Insurers will be taxed $8 billion in 2014 and then $14.3 billion in 2018. The tax amount will increase each year thereafter, potentially soaring to as high as $100 billion over the next 10 years, The Washington Examiner reported.
"Taxing health insurance will have the opposite effect by making it more expensive," AHIP President Karen Ignagni said in a statement. That's because insurers are expected to pass the added costs onto consumers.
The rate at which premiums will grow depends upon the state, but on average, an employer-based family plan could cost roughly $7,200 more over 10 years, or about $720 per year, reported The Hill's Healthwatch.
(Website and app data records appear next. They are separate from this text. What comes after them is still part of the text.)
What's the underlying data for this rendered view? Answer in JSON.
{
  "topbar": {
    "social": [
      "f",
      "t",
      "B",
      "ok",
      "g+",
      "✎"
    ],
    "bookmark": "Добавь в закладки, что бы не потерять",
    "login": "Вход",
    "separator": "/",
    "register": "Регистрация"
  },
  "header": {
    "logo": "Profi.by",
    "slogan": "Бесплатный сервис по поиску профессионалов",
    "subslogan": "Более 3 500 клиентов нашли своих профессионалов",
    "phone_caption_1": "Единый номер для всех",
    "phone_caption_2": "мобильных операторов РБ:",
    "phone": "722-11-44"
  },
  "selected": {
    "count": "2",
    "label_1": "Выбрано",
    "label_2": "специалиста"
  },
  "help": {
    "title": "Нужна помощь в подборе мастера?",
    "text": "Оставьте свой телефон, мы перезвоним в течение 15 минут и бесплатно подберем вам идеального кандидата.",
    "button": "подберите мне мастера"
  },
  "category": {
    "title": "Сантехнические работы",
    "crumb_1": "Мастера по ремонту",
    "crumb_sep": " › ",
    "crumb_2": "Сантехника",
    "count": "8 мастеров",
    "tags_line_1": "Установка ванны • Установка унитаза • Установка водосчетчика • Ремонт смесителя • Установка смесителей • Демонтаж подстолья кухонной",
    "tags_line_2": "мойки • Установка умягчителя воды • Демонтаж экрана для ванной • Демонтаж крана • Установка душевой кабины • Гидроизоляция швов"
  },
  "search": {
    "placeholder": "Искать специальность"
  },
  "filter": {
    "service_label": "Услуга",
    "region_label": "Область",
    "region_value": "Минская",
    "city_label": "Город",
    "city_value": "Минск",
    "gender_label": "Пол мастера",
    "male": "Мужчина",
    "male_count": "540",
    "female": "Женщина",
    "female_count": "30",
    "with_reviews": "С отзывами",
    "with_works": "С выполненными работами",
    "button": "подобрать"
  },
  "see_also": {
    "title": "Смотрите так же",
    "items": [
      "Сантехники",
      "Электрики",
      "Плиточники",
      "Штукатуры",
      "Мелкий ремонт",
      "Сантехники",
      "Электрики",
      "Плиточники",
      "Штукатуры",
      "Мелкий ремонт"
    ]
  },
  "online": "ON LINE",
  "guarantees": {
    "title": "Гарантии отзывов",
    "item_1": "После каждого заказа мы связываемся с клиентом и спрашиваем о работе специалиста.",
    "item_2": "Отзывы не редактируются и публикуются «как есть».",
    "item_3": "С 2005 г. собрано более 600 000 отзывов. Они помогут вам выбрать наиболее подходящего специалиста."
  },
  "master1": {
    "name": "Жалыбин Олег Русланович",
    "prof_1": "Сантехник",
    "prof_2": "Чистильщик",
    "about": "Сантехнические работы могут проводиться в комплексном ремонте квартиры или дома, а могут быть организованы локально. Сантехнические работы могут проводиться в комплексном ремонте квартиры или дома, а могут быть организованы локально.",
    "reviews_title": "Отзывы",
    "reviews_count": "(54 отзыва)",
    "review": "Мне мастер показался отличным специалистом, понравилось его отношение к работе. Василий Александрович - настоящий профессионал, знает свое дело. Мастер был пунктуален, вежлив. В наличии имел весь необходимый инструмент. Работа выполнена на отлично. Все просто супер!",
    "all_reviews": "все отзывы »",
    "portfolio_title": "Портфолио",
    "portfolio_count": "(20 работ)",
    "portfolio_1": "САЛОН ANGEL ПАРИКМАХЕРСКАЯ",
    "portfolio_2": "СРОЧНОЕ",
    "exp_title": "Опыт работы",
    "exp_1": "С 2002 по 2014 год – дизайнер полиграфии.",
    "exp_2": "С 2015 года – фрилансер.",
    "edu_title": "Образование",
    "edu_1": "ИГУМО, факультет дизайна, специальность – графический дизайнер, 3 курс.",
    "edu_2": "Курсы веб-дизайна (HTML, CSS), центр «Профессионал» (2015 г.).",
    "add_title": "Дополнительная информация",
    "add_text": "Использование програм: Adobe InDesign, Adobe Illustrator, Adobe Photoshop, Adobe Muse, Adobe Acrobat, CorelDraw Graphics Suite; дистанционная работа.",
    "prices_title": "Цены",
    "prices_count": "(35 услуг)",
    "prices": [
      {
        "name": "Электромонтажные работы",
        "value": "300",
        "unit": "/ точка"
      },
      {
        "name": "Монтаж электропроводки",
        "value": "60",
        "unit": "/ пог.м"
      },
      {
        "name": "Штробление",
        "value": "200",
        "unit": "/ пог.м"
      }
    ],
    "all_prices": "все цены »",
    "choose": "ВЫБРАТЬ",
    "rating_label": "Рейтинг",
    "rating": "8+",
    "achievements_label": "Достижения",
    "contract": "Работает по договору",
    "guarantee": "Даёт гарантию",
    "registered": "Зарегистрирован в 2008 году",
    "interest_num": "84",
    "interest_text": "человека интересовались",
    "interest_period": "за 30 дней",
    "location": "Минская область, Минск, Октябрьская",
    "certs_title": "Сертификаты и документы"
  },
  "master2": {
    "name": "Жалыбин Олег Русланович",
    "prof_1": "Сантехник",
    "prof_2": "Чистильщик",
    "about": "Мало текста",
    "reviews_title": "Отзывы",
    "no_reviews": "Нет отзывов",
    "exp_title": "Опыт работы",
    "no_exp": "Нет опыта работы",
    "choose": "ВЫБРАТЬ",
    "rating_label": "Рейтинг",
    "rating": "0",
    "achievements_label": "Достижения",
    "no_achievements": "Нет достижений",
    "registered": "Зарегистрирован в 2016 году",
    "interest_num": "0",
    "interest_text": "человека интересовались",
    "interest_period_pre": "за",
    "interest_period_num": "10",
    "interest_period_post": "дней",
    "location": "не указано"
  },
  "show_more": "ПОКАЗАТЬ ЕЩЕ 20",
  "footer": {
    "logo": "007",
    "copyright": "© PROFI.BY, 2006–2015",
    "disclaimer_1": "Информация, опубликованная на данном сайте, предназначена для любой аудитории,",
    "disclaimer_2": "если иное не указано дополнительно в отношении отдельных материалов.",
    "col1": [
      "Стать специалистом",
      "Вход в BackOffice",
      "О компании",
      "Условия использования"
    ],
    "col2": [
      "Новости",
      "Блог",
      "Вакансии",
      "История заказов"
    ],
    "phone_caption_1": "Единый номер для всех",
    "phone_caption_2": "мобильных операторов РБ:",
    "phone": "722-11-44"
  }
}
California consumers will see the largest growth in premiums, potentially rising as high as $22.4 billion in 10 years. New York, Pennsylvania, Florida, Texas, Illinois, New Jersey, Ohio, Georgia and Massachusetts round out the top 10 states that will be most impacted by the insurance tax, the study found.
"At a time when [Massachusetts] is taking steps to contain cost, the health insurance tax at the federal level is going to exacerbate the challenge of getting costs under control," Eric Linzer, senior vice president for government relations at the Massachusetts Association of Health Plans, told The MetroWest Daily News. "What would have to happen at the federal level is a repeal of the insurance tax."